---------- RECORDS FOR PROCESSING ----------
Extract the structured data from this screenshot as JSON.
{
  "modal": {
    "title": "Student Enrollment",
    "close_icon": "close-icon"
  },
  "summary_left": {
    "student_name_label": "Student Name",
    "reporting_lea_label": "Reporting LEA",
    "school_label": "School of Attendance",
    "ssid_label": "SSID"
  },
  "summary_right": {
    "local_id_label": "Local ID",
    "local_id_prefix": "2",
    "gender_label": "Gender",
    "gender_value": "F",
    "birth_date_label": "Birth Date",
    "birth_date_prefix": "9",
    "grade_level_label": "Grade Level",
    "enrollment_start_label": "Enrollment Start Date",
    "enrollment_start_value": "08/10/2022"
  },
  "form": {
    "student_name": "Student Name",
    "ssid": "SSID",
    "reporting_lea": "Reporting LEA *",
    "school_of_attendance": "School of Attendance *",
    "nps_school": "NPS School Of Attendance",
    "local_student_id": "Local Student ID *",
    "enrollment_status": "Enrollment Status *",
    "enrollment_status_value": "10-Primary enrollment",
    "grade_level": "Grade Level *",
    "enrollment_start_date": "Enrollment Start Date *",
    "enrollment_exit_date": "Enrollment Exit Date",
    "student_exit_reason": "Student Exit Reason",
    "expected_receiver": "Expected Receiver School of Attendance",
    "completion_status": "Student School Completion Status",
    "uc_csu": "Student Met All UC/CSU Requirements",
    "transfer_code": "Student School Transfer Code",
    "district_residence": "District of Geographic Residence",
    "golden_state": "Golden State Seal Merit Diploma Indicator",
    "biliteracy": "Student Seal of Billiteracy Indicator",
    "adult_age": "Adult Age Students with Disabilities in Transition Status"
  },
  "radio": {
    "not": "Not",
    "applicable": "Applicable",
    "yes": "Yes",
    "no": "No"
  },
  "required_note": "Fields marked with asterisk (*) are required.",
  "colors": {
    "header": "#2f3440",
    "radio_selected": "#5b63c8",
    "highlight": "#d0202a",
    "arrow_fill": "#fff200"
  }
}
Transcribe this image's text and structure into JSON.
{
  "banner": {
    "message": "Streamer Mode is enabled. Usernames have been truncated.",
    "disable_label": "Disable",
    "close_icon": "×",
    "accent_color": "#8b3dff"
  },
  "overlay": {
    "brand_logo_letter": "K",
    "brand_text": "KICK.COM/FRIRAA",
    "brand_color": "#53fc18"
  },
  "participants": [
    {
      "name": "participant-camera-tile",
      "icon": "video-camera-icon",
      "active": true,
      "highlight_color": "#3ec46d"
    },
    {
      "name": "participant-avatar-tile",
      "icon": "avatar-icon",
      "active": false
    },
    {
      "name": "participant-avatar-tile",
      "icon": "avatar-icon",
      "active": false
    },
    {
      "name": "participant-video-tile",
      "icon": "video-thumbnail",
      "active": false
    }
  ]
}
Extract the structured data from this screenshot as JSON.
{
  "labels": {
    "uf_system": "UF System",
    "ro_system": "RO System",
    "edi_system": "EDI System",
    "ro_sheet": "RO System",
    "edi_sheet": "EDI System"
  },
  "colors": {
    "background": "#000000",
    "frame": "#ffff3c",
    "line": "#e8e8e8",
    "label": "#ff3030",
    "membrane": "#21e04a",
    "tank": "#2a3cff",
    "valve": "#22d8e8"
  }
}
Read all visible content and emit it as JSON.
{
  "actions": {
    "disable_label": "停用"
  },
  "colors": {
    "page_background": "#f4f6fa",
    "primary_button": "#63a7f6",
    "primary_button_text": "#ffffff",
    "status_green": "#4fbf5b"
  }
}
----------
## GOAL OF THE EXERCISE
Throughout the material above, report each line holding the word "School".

## SOLUTION TO THIS TASK
    "school_label": "School of Attendance",
    "school_of_attendance": "School of Attendance *",
    "nps_school": "NPS School Of Attendance",
    "expected_receiver": "Expected Receiver School of Attendance",
    "completion_status": "Student School Completion Status",
    "transfer_code": "Student School Transfer Code",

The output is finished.